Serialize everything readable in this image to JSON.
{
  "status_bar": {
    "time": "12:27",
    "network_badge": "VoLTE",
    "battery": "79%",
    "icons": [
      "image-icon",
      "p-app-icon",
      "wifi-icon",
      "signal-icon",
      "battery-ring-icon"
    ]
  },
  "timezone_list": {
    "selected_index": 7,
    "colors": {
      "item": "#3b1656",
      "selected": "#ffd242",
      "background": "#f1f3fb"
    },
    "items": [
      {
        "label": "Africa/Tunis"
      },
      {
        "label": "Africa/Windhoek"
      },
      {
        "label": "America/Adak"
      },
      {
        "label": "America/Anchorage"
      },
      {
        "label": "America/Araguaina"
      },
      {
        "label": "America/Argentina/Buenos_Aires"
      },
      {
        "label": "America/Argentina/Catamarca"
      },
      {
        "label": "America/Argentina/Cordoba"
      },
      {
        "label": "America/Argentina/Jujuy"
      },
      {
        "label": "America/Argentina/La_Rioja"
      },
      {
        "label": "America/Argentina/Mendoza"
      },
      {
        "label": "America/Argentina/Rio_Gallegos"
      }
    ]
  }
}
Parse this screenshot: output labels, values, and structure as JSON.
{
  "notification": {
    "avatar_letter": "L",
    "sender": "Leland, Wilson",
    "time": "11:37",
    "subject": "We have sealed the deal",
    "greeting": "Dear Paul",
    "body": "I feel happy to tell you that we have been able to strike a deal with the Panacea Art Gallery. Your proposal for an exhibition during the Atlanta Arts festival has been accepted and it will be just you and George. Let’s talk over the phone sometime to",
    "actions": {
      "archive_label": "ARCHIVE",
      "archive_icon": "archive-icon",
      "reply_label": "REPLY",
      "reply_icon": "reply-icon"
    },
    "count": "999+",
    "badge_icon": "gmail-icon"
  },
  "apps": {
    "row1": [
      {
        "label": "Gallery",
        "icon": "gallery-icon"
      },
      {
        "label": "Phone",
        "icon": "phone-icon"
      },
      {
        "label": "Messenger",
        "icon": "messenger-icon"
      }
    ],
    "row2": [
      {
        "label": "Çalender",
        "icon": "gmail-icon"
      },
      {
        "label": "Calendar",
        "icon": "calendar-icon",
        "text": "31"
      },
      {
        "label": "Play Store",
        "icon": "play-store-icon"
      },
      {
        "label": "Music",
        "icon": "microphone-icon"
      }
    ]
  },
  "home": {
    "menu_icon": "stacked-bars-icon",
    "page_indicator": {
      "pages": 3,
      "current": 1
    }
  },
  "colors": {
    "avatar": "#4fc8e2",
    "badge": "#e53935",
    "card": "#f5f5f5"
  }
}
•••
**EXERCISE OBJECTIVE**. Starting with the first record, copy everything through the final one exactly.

**EXERCISE RESPONSE**.
Serialize everything readable in this image to JSON.
{
  "status_bar": {
    "time": "12:27",
    "network_badge": "VoLTE",
    "battery": "79%",
    "icons": [
      "image-icon",
      "p-app-icon",
      "wifi-icon",
      "signal-icon",
      "battery-ring-icon"
    ]
  },
  "timezone_list": {
    "selected_index": 7,
    "colors": {
      "item": "#3b1656",
      "selected": "#ffd242",
      "background": "#f1f3fb"
    },
    "items": [
      {
        "label": "Africa/Tunis"
      },
      {
        "label": "Africa/Windhoek"
      },
      {
        "label": "America/Adak"
      },
      {
        "label": "America/Anchorage"
      },
      {
        "label": "America/Araguaina"
      },
      {
        "label": "America/Argentina/Buenos_Aires"
      },
      {
        "label": "America/Argentina/Catamarca"
      },
      {
        "label": "America/Argentina/Cordoba"
      },
      {
        "label": "America/Argentina/Jujuy"
      },
      {
        "label": "America/Argentina/La_Rioja"
      },
      {
        "label": "America/Argentina/Mendoza"
      },
      {
        "label": "America/Argentina/Rio_Gallegos"
      }
    ]
  }
}
Parse this screenshot: output labels, values, and structure as JSON.
{
  "notification": {
    "avatar_letter": "L",
    "sender": "Leland, Wilson",
    "time": "11:37",
    "subject": "We have sealed the deal",
    "greeting": "Dear Paul",
    "body": "I feel happy to tell you that we have been able to strike a deal with the Panacea Art Gallery. Your proposal for an exhibition during the Atlanta Arts festival has been accepted and it will be just you and George. Let’s talk over the phone sometime to",
    "actions": {
      "archive_label": "ARCHIVE",
      "archive_icon": "archive-icon",
      "reply_label": "REPLY",
      "reply_icon": "reply-icon"
    },
    "count": "999+",
    "badge_icon": "gmail-icon"
  },
  "apps": {
    "row1": [
      {
        "label": "Gallery",
        "icon": "gallery-icon"
      },
      {
        "label": "Phone",
        "icon": "phone-icon"
      },
      {
        "label": "Messenger",
        "icon": "messenger-icon"
      }
    ],
    "row2": [
      {
        "label": "Çalender",
        "icon": "gmail-icon"
      },
      {
        "label": "Calendar",
        "icon": "calendar-icon",
        "text": "31"
      },
      {
        "label": "Play Store",
        "icon": "play-store-icon"
      },
      {
        "label": "Music",
        "icon": "microphone-icon"
      }
    ]
  },
  "home": {
    "menu_icon": "stacked-bars-icon",
    "page_indicator": {
      "pages": 3,
      "current": 1
    }
  },
  "colors": {
    "avatar": "#4fc8e2",
    "badge": "#e53935",
    "card": "#f5f5f5"
  }
}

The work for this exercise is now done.